→ Records excerpted from a collection:
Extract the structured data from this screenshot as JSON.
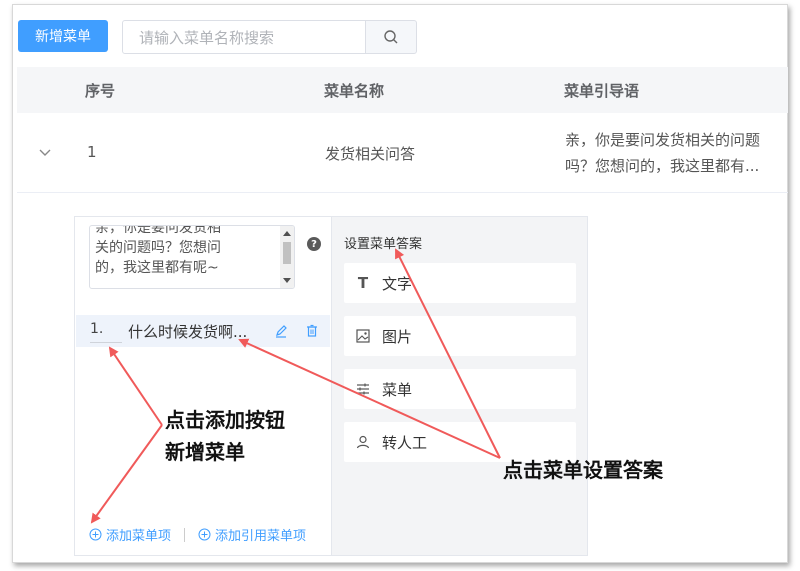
{
  "toolbar": {
    "add_label": "新增菜单",
    "search_placeholder": "请输入菜单名称搜索"
  },
  "table": {
    "headers": [
      "序号",
      "菜单名称",
      "菜单引导语"
    ],
    "rows": [
      {
        "index": "1",
        "name": "发货相关问答",
        "guide_line1": "亲，你是要问发货相关的问题",
        "guide_line2": "吗？您想问的，我这里都有..."
      }
    ]
  },
  "expand": {
    "textarea_lines": [
      "亲，你是要问发货相",
      "关的问题吗？您想问",
      "的，我这里都有呢~"
    ],
    "menu_items": [
      {
        "num": "1.",
        "label": "什么时候发货啊..."
      }
    ],
    "add_item_label": "添加菜单项",
    "add_ref_item_label": "添加引用菜单项",
    "answer_title": "设置菜单答案",
    "answer_types": [
      {
        "icon": "text-icon",
        "label": "文字"
      },
      {
        "icon": "image-icon",
        "label": "图片"
      },
      {
        "icon": "menu-icon",
        "label": "菜单"
      },
      {
        "icon": "person-icon",
        "label": "转人工"
      }
    ]
  },
  "annotations": {
    "left_line1": "点击添加按钮",
    "left_line2": "新增菜单",
    "right": "点击菜单设置答案",
    "arrow_color": "#f05a5a"
  }
}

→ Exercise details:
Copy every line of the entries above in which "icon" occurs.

→ Expected output:
        "icon": "text-icon",
        "icon": "image-icon",
        "icon": "menu-icon",
        "icon": "person-icon",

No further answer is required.